In the coming years a mountain bike trail is planned in the forest near the town, again hoping to fill another recreation niche.
Hood River is already a mountain biking haven, with many people coming from Portland to ride on the weekends. With a mountain bike trail of its own, Cascade Locks will give riders another option that is convenient between Portland and Hood River.
Between the sailing and biking options, not to mention the newly created Blackberry Beach windsurfing site, some of those nearly abandoned developments may find occupants.
The hope was that Cascade Locks would serve as a commuter town for Portlanders. Now if the town is going to be the base for people's recreational activities on the weekend, perhaps it is more worth it for people to move there.
And if more people move in, that means more students for the school and more dollars in the local economy.
With all the bad that has happened in the last few years, I suppose I couldn't blame the citizens of Cascade Locks for cursing the wind that blew their figurative house down.

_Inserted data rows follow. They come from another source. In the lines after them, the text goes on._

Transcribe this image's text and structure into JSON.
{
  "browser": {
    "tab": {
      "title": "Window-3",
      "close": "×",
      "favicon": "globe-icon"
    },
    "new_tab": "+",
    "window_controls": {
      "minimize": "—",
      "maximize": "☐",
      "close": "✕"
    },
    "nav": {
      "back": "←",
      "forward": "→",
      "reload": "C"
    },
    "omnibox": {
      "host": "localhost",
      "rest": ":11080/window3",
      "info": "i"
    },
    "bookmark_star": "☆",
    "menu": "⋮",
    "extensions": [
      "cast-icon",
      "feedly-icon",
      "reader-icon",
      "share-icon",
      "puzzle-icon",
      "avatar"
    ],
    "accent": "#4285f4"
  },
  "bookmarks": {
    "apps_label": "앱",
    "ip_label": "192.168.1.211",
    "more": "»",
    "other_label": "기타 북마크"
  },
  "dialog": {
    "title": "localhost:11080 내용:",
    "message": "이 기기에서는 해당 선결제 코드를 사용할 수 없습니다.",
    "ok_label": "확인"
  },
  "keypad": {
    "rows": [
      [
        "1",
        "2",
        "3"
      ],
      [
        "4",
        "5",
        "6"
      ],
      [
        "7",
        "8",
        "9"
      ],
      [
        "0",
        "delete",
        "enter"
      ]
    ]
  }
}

However, I do applaud those who have set about building the community back up and seeking to fill a bevy of niches in the local recreation scene.
More like this story
- Ben's Babbles: Recreation opportunities help Cascade Locks off the mat
- Recreation renaissance in Cascade Locks
- Cascade Locks hoping to catch on to bike boom
- New bike racks latest contribution to CL’s bike-friendly atmosphere
- PSU grad students start five-month trail study on how to connect Cascade Locks
- Letters to the Editor for Sept. 23 edition
- Editor’s Notebook: Helping kids be better readers is a SMART move
- Monday in CL: Fire recovery information presented at Port Pavilion
- Thank you, firefighters
- Summer of Smoke
- Foundation gives $50,000 to library for collections, projects
- Another Voice: Finding ‘Best of All Worlds’ in the area of cell tower permit requests
- Hawk Migration Festival Sept. 23
- ‘Rosencrantz and Guildenstern’ Sunday
- Fun, or learning, or both: A week full of local events and activities
"The tangled skirt" opens run at unique venue
Director Judie Hanel presents the Steve Braunstein play “The Tangled Skirt” in an unusual theatrical setting, River Daze Café. Here, Bailey Brice (Bruce Howard) arrives at a small town bus station and has a fateful encounter with Rhonda Claire (Desiree Amyx Mackintosh). Small talk turns into a deadly game of cat and mouse and both seek advantage. The actors present the story as a staged reading in the café, where large windows and street lights lend themselves to the bus station setting, according to Hanel. Performances are 7:30 p.m. on Thursday, Sept. 28, Saturday, Sept. 30 and Sunday, Oct. 1. (There is no Friday performance.) Tickets available at the door or Waucoma Bookstore: $15 adults, $12 seniors and children under 15. No children under 9. Enlarge